5. Create a relaxing sleep environment
Make sure your sleeping nook is designed to help you rest. Sometimes, small adjustments, such as ear plugs, white noise from a fan and heavy shades, are more than enough to screen out any noises and lights that could interrupt sleep.
Go ahead and get some rest - you deserve it! The bottom line is sleep is important to keep our bodies healthy, our moods happy and our minds sharp and alert. Follow these tips and you can help prevent everyday setbacks from interfering with a good night's sleep, which is, when you get right down to it, an important fuel of life.
For more information about occasional sleeplessness and the entire ZzzQuil lineup, visit ZzzQuil.com.
The survey was conducted online within the United States by Harris Poll on behalf of ZzzQuil from Dec. 21-13, 2016 among 2,054 U.S. adults ages 18 and older.
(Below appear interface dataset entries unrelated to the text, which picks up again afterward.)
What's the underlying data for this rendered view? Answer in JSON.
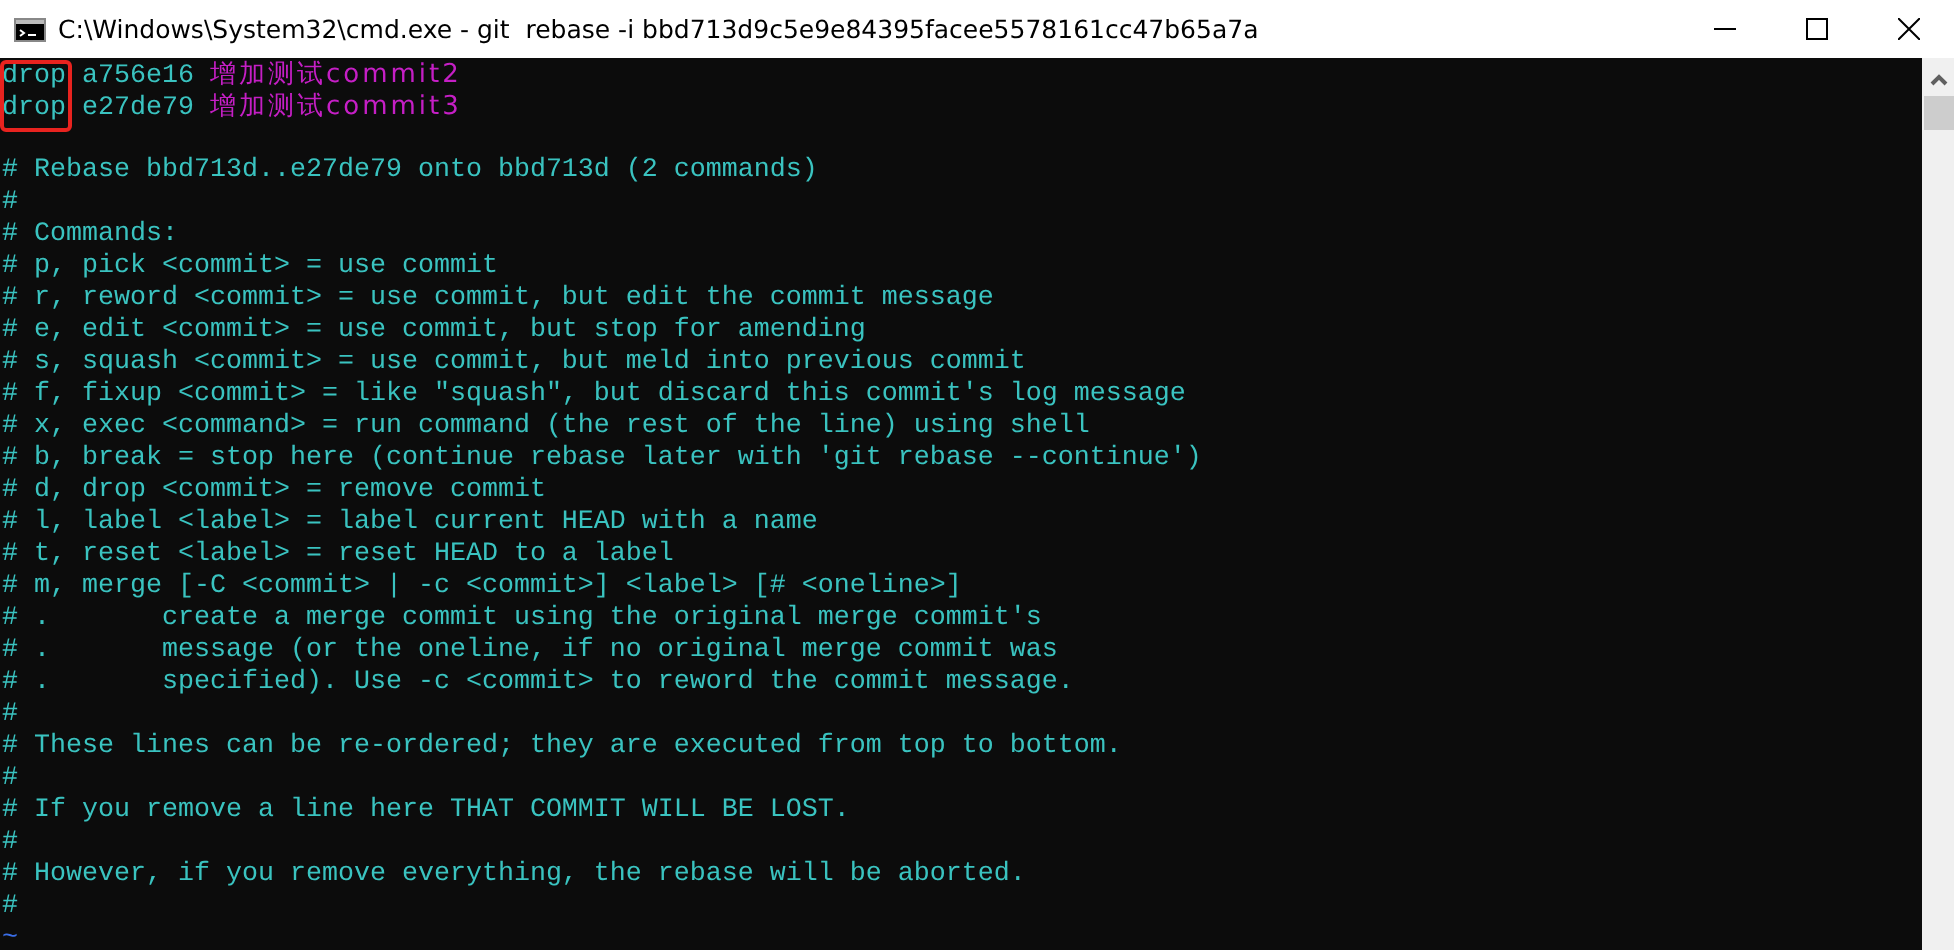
{
  "window": {
    "title": "C:\\Windows\\System32\\cmd.exe - git  rebase -i bbd713d9c5e9e84395facee5578161cc47b65a7a"
  },
  "command_highlight": true,
  "lines": [
    {
      "kind": "todo",
      "command": "drop",
      "hash": "a756e16",
      "subject": "增加测试commit2"
    },
    {
      "kind": "todo",
      "command": "drop",
      "hash": "e27de79",
      "subject": "增加测试commit3"
    },
    {
      "kind": "blank"
    },
    {
      "kind": "comment",
      "text": "# Rebase bbd713d..e27de79 onto bbd713d (2 commands)"
    },
    {
      "kind": "comment",
      "text": "#"
    },
    {
      "kind": "comment",
      "text": "# Commands:"
    },
    {
      "kind": "comment",
      "text": "# p, pick <commit> = use commit"
    },
    {
      "kind": "comment",
      "text": "# r, reword <commit> = use commit, but edit the commit message"
    },
    {
      "kind": "comment",
      "text": "# e, edit <commit> = use commit, but stop for amending"
    },
    {
      "kind": "comment",
      "text": "# s, squash <commit> = use commit, but meld into previous commit"
    },
    {
      "kind": "comment",
      "text": "# f, fixup <commit> = like \"squash\", but discard this commit's log message"
    },
    {
      "kind": "comment",
      "text": "# x, exec <command> = run command (the rest of the line) using shell"
    },
    {
      "kind": "comment",
      "text": "# b, break = stop here (continue rebase later with 'git rebase --continue')"
    },
    {
      "kind": "comment",
      "text": "# d, drop <commit> = remove commit"
    },
    {
      "kind": "comment",
      "text": "# l, label <label> = label current HEAD with a name"
    },
    {
      "kind": "comment",
      "text": "# t, reset <label> = reset HEAD to a label"
    },
    {
      "kind": "comment",
      "text": "# m, merge [-C <commit> | -c <commit>] <label> [# <oneline>]"
    },
    {
      "kind": "comment",
      "text": "# .       create a merge commit using the original merge commit's"
    },
    {
      "kind": "comment",
      "text": "# .       message (or the oneline, if no original merge commit was"
    },
    {
      "kind": "comment",
      "text": "# .       specified). Use -c <commit> to reword the commit message."
    },
    {
      "kind": "comment",
      "text": "#"
    },
    {
      "kind": "comment",
      "text": "# These lines can be re-ordered; they are executed from top to bottom."
    },
    {
      "kind": "comment",
      "text": "#"
    },
    {
      "kind": "comment",
      "text": "# If you remove a line here THAT COMMIT WILL BE LOST."
    },
    {
      "kind": "comment",
      "text": "#"
    },
    {
      "kind": "comment",
      "text": "# However, if you remove everything, the rebase will be aborted."
    },
    {
      "kind": "comment",
      "text": "#"
    },
    {
      "kind": "tilde",
      "text": "~"
    }
  ]
}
Figures for age, sex, race/ethnicity, education, region and household income were weighted where necessary to bring them into line with their actual proportions in the population. This online survey is not based on a probability sample and therefore no estimate of theoretical sampling error can be calculated. For complete survey methodology, including weighting variables, please contact Emily Collawn (Emily.Collawn@mslgroup.com).